Officials from the Ministry of Food and Agriculture (MoFA), the National Seed Trade Association of Ghana (NASTAG), The African Seed Access Index (TASAI), and other seed sector stakeholders are meeting from Monday, November 7 for the 3rd National Seed Forum.
The Seed Sector Strategy and Investment Plan is expected to strengthen Ghana’s seed industry by promoting the adoption and utilization of certified seed by the country’s farmers.
Given the current economic crisis in Ghana, which is affecting the lack of fertilizer and seed inputs for farmers, strengthening the seed sector and increasing the use of improved seeds is expected to boost crop yields, and transform the food system that feeds the country, a statement from The Alliance for the Green Revolution in Africa (AGRA), which is spearheading the initiative said.
The four-day workshop follows a successful deployment of the Seed Systems Analysis Tool (SeedSAT), to analyze the functioning of eight (8) key thematic areas of the national seed system and make prioritized recommendations for interventions to support a robust seed sector.

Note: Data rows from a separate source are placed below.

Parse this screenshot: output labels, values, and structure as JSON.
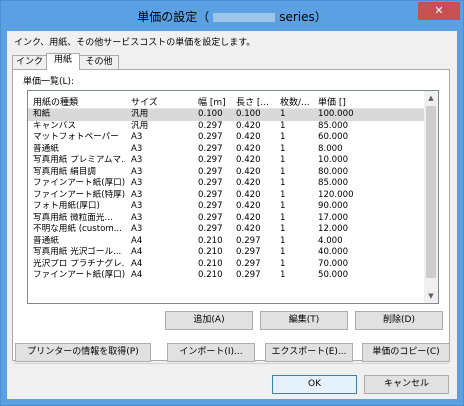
{
  "window": {
    "title_prefix": "単価の設定（",
    "title_suffix": "series）",
    "close_label": "✕"
  },
  "description": "インク、用紙、その他サービスコストの単価を設定します。",
  "tabs": [
    "インク",
    "用紙",
    "その他"
  ],
  "active_tab": "用紙",
  "list_label": "単価一覧(L):",
  "columns": [
    "用紙の種類",
    "サイズ",
    "幅 [m]",
    "長さ [...",
    "枚数/...",
    "単価 []"
  ],
  "rows": [
    [
      "和紙",
      "汎用",
      "0.100",
      "0.100",
      "1",
      "100.000"
    ],
    [
      "キャンバス",
      "汎用",
      "0.297",
      "0.420",
      "1",
      "85.000"
    ],
    [
      "マットフォトペーパー",
      "A3",
      "0.297",
      "0.420",
      "1",
      "60.000"
    ],
    [
      "普通紙",
      "A3",
      "0.297",
      "0.420",
      "1",
      "8.000"
    ],
    [
      "写真用紙 プレミアムマ...",
      "A3",
      "0.297",
      "0.420",
      "1",
      "10.000"
    ],
    [
      "写真用紙 絹目調",
      "A3",
      "0.297",
      "0.420",
      "1",
      "80.000"
    ],
    [
      "ファインアート紙(厚口)",
      "A3",
      "0.297",
      "0.420",
      "1",
      "85.000"
    ],
    [
      "ファインアート紙(特厚)",
      "A3",
      "0.297",
      "0.420",
      "1",
      "120.000"
    ],
    [
      "フォト用紙(厚口)",
      "A3",
      "0.297",
      "0.420",
      "1",
      "90.000"
    ],
    [
      "写真用紙 微粒面光...",
      "A3",
      "0.297",
      "0.420",
      "1",
      "17.000"
    ],
    [
      "不明な用紙 (custom...",
      "A3",
      "0.297",
      "0.420",
      "1",
      "12.000"
    ],
    [
      "普通紙",
      "A4",
      "0.210",
      "0.297",
      "1",
      "4.000"
    ],
    [
      "写真用紙 光沢ゴール...",
      "A4",
      "0.210",
      "0.297",
      "1",
      "40.000"
    ],
    [
      "光沢プロ プラチナグレ...",
      "A4",
      "0.210",
      "0.297",
      "1",
      "70.000"
    ],
    [
      "ファインアート紙(厚口)",
      "A4",
      "0.210",
      "0.297",
      "1",
      "50.000"
    ]
  ],
  "list_buttons": {
    "add": "追加(A)",
    "edit": "編集(T)",
    "delete": "削除(D)"
  },
  "action_buttons": {
    "get_printer_info": "プリンターの情報を取得(P)",
    "import": "インポート(I)...",
    "export": "エクスポート(E)...",
    "copy_price": "単価のコピー(C)"
  },
  "dialog_buttons": {
    "ok": "OK",
    "cancel": "キャンセル"
  }
}
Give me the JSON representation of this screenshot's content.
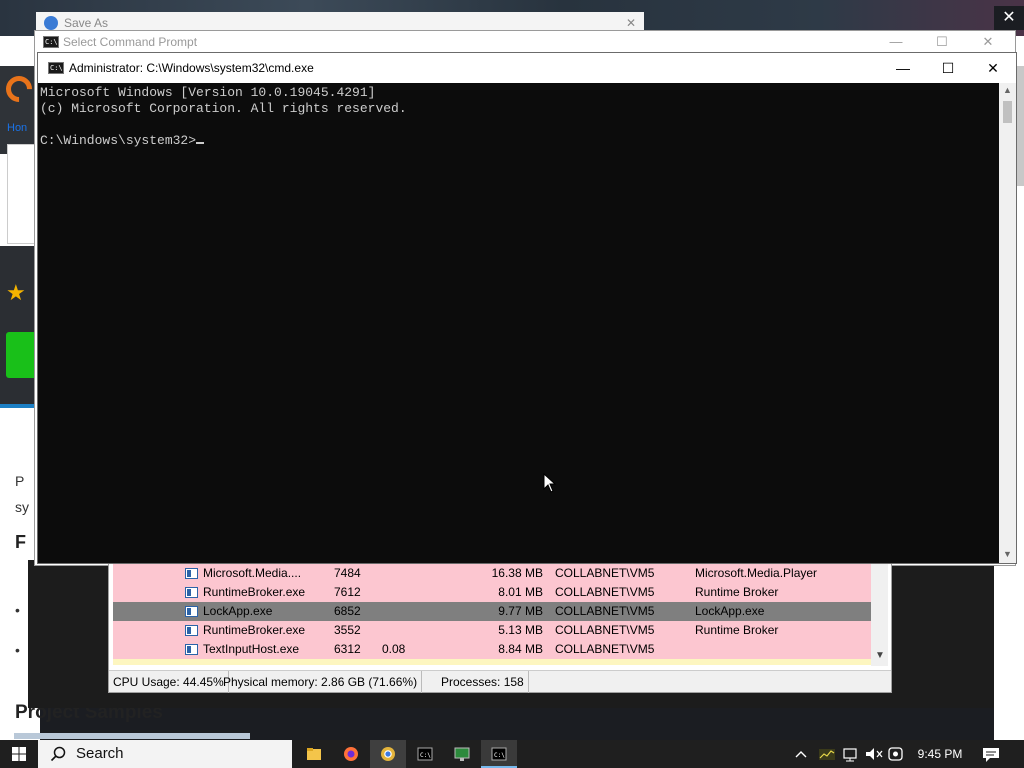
{
  "background_page": {
    "home_link": "Hon",
    "para_line_1": "P",
    "para_line_2": "sy",
    "heading_f": "F",
    "bullet_1": "•",
    "bullet_2": "•",
    "section_title": "Project Samples"
  },
  "save_as_window": {
    "title": "Save As"
  },
  "select_cmd_window": {
    "title": "Select Command Prompt"
  },
  "cmd_window": {
    "title": "Administrator: C:\\Windows\\system32\\cmd.exe",
    "lines": [
      "Microsoft Windows [Version 10.0.19045.4291]",
      "(c) Microsoft Corporation. All rights reserved.",
      "",
      "C:\\Windows\\system32>"
    ]
  },
  "process_list": {
    "rows": [
      {
        "name": "Microsoft.Media....",
        "pid": "7484",
        "cpu": "",
        "mem": "16.38 MB",
        "user": "COLLABNET\\VM5",
        "desc": "Microsoft.Media.Player",
        "style": "pink"
      },
      {
        "name": "RuntimeBroker.exe",
        "pid": "7612",
        "cpu": "",
        "mem": "8.01 MB",
        "user": "COLLABNET\\VM5",
        "desc": "Runtime Broker",
        "style": "pink"
      },
      {
        "name": "LockApp.exe",
        "pid": "6852",
        "cpu": "",
        "mem": "9.77 MB",
        "user": "COLLABNET\\VM5",
        "desc": "LockApp.exe",
        "style": "gray"
      },
      {
        "name": "RuntimeBroker.exe",
        "pid": "3552",
        "cpu": "",
        "mem": "5.13 MB",
        "user": "COLLABNET\\VM5",
        "desc": "Runtime Broker",
        "style": "pink"
      },
      {
        "name": "TextInputHost.exe",
        "pid": "6312",
        "cpu": "0.08",
        "mem": "8.84 MB",
        "user": "COLLABNET\\VM5",
        "desc": "",
        "style": "pink"
      }
    ],
    "status": {
      "cpu": "CPU Usage: 44.45%",
      "memory": "Physical memory: 2.86 GB (71.66%)",
      "processes": "Processes: 158"
    }
  },
  "taskbar": {
    "search_label": "Search",
    "apps": [
      "file-explorer",
      "firefox",
      "chrome",
      "cmd",
      "process-explorer",
      "cmd-admin"
    ],
    "clock": "9:45 PM"
  },
  "colors": {
    "console_bg": "#0c0c0c",
    "console_fg": "#cccccc",
    "row_pink": "#fcc6d0",
    "row_gray": "#7f7f7f",
    "taskbar_bg": "#1f1f1f"
  }
}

Under the theme, “Facilitating the Seed Industry through Knowledge, Collaboration and Strategic Planning”, the delegates at the National Seed Forum will revise the National Seed Plan (2015) and incorporate the recommendations from the SeedSAT exercise.
The workshop will also allow industry players to network and receive updates on pertinent seed sector issues and strengthened business linkages.
The statement by Rebecca Weaver of AGRA said AGRA is working on this effort with the support of the U.S. Government through the U.S. Agency for International Development (USAID), and the Bill & Melinda Gates Foundation (BMGF), under the Partnership for Inclusive Agricultural Transformation in Africa (PIATA) umbrella.
It said Ghana’s seed sector has made tremendous growth in the past few years, with the development and availability of improved and locally adapted seed varieties. However, the adoption is still marginal, with just about 30% of the farmers using the improved varieties. The slow pace of adoption is linked to inadequate compliance with seed legislation by various key seed value chain operators, and the disregard of the rules and procedures of the Seed Certification and Standard Regulations.